Our first afternoon in Monterey introduced us to the source of our frustration, the road system. We had some problems finding our way in initially because the exit signs from the freeway didn’t correspond to anything at all on our map. Not such a problem, and we worked our way back in the right direction. The problem was that, this just continued throughout our time in the town, every time we went anywhere, despite having a fair idea where to go, we seemed to spend ages going round in circles. Sometimes I was to blame, sometimes Gemma was to blame, but mostly I blame the street name signs being so small you needed a telescope to see them, random one way streets and seriously strange junctions. Not knowing our way round the city it was very easy to miss a turn-off. Not normally a problem in most grid-layout towns. Here though we’d end up on the freeway going in the wrong direction then have to circle right back through town.

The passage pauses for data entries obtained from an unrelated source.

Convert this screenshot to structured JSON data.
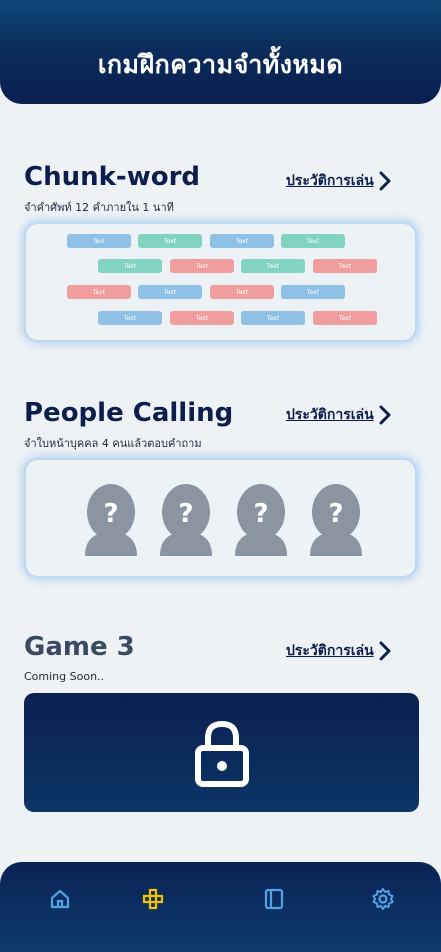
{
  "header": {
    "title": "เกมฝึกความจำทั้งหมด"
  },
  "games": [
    {
      "title": "Chunk-word",
      "subtitle": "จำคำศัพท์ 12 คำภายใน 1 นาที",
      "history_label": "ประวัติการเล่น",
      "chip_label": "Text",
      "chip_colors": {
        "blue": "#8fc0e6",
        "green": "#83d3c3",
        "red": "#ef9d9d"
      }
    },
    {
      "title": "People Calling",
      "subtitle": "จำใบหน้าบุคคล 4 คนแล้วตอบคำถาม",
      "history_label": "ประวัติการเล่น",
      "avatar_icon": "person-question-icon",
      "avatar_count": 4
    },
    {
      "title": "Game 3",
      "subtitle": "Coming Soon..",
      "history_label": "ประวัติการเล่น",
      "lock_icon": "lock-icon"
    }
  ],
  "tabbar": {
    "items": [
      {
        "icon": "home-icon",
        "active": false,
        "color": "#4fa3e6"
      },
      {
        "icon": "blocks-icon",
        "active": true,
        "color": "#f2c200"
      },
      {
        "icon": "book-icon",
        "active": false,
        "color": "#4fa3e6"
      },
      {
        "icon": "gear-icon",
        "active": false,
        "color": "#4fa3e6"
      }
    ]
  },
  "colors": {
    "primary": "#0c1e4d",
    "background": "#eef2f5",
    "card_border": "#bcd9f4"
  }
}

Our second day in the town was quite a full one. We were up and out bright and early for the whale watching trip that we’d booked the previous day. I decided that given our ‘adventures’ with road directions that we’d better leave plenty of time but as it happened we got there really easily and quickly. Because of this we were able to spend some time hanging around on the wharf and watching the birds, sea lions and sea otters in the water. An otter was diving next to the pier, pulling up shellfish which it would then crack against the pilings of the pier. Once the shell was open the otter would float on it’s back chewing happily.

Our trip was with Monterey Bay Whale Watching Centre, the only operator with a marine biologist on board. The boat pulled out into the bay passing the breakwater, every square inch of which was taken up by sea lions or birds. Monterey Bay is a marine park and a haven for marine life of all sorts. Not far out into the bay is an underwater canyon. The waters of the canyon are very nutrient rich and therefore rich in plant and animal plankton. This in turn supports the rest of the food chain including many marine mammals. Not far out into the bay we were joined for a short time by a pod of Dall’s porpoises, they skipped along by the bow, easily outpacing the boat.

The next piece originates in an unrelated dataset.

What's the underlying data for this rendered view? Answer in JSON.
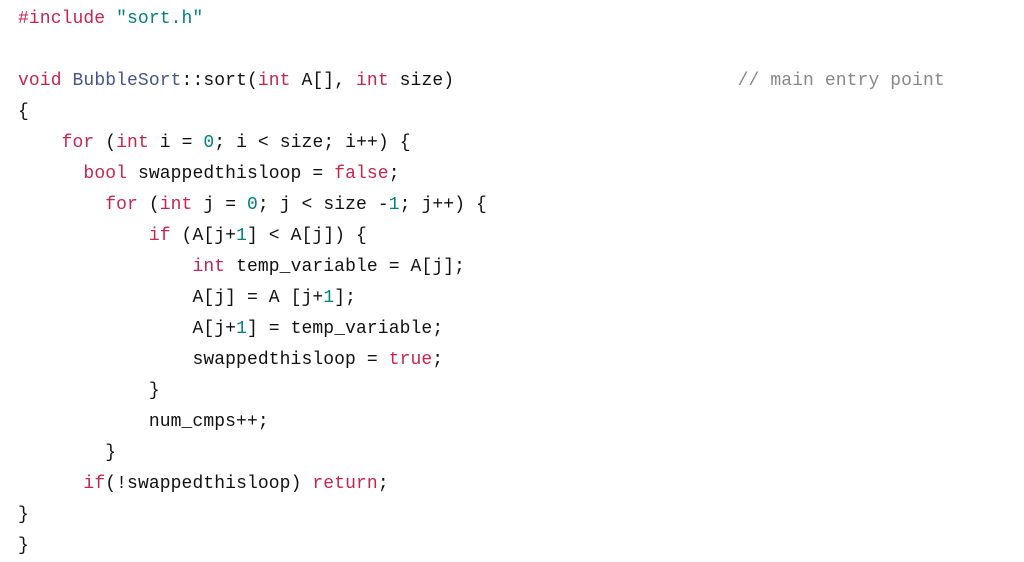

The whales however were more elusive. It took about two hours before the boat’s captain announced that he’d seen a whale breach four or five times ahead of us. The captain got us up quite near to the whale, a humpback, which decided to become a bit shy and spend only a short amount of time on the surface. No more breaching, but we did see plenty of blowing, a couple of good views of the tail flukes as it dived and the whale playing with a patch of floating kelp.

If I’m honest, we’d been hoping to get a close up look at a grey whale or a blue whale, both heavily featured in the leaflet that we’d picked up the previous day. I try not to be disappointed with these things though as seeing any wild animal on a trip like this is a privilege.

Back at the wharf we wolfed down fish and chips before moving quickly to the aquarium. I have a bit of a thing about aquariums. The Monterey aquarium was fantastic. Set in an old sardine cannery, the aquarium focuses on the marine habitat out in the bay. It does have a small tropical section so the kid’s can see Nemo, but otherwise keeps it pretty local. It’s a very swish complex, lot’s of interactive exhibits and lots of very interesting marine life. The jelly section was especially fine and had me entranced. It may have been the best aquarium I’ve been to. The aquarium was funded by the Packard family (of Hewlett Packard fame), and David Packard even built some of the equipment in his garage. I think this is pretty cool.

1 comment:

Andy said...

Just been looking at both you're photos, very good as usual, I particularly liked the Otter shots, I'd love to see one of those little fellas in the wild!